It could easily be assumed that the archaeology of opposition at Greenham, Peace Camp and other such places, is intangible, bearing little by way of visible or extant remains, contrasting with the huge, robust and monumental architecture on the military estate. But recent work at Greenham Common and Peace Camp has started to expose the complexity of this archaeology of opposition, demonstrating that although more subtle and more symbolic in its expression, the impact on the landscape is no less significant and no less interesting and challenging in terms of how it can be understood, managed and interpreted. © 2006 Springer Science+Business Media, LLC.

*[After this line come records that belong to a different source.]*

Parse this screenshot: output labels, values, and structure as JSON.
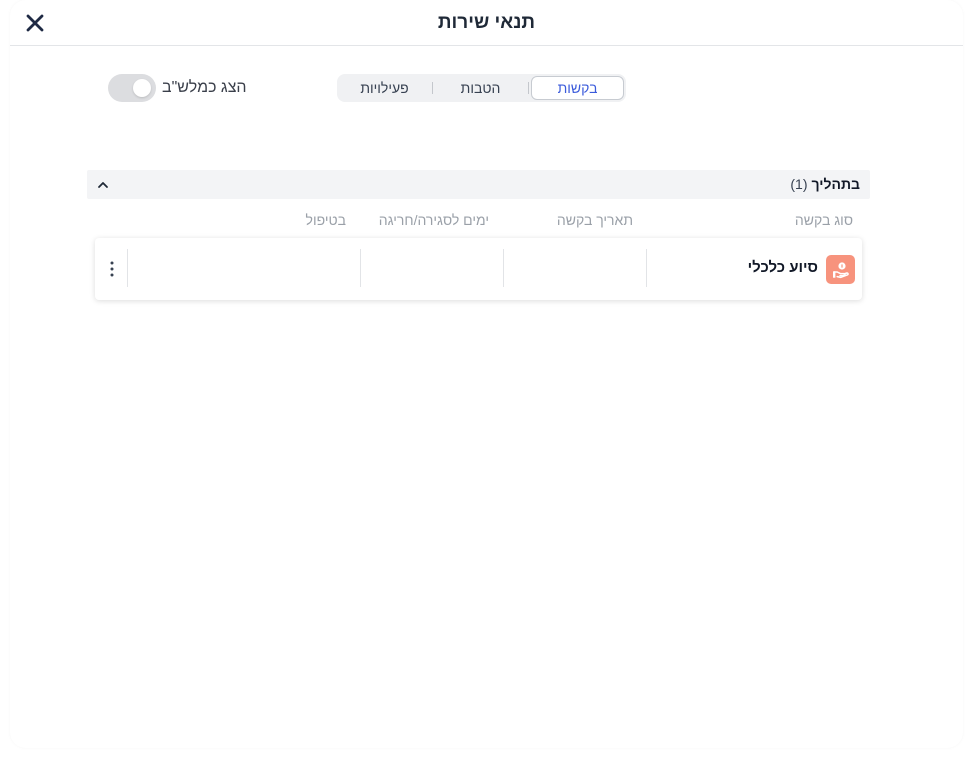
{
  "header": {
    "title": "תנאי שירות",
    "close_icon": "close-icon"
  },
  "toggle": {
    "label": "הצג כמלש\"ב",
    "checked": false
  },
  "tabs": [
    {
      "label": "בקשות",
      "active": true
    },
    {
      "label": "הטבות",
      "active": false
    },
    {
      "label": "פעילויות",
      "active": false
    }
  ],
  "section": {
    "title": "בתהליך",
    "count": "(1)",
    "collapse_icon": "chevron-up-icon"
  },
  "columns": {
    "type": "סוג בקשה",
    "date": "תאריך בקשה",
    "days": "ימים לסגירה/חריגה",
    "handling": "בטיפול"
  },
  "rows": [
    {
      "name": "סיוע כלכלי",
      "icon": "hand-money-icon",
      "icon_color": "#f7937d",
      "date": "",
      "days": "",
      "handling": "",
      "menu_icon": "kebab-menu-icon"
    }
  ],
  "colors": {
    "accent": "#3b5bdb",
    "icon_bg": "#f7937d"
  }
}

Schofield, J., Beck, C., & Drollinger, H. (2006). Alternative archaeologies of the cold war: The preliminary results of fieldwork at the greenham and nevada peace camps. In Landscapes Under Pressure: Theory and Practice of Cultural Heritage Research and Preservation (pp. 149–162). Springer US. https://doi.org/10.1007/0-387-28461-3_9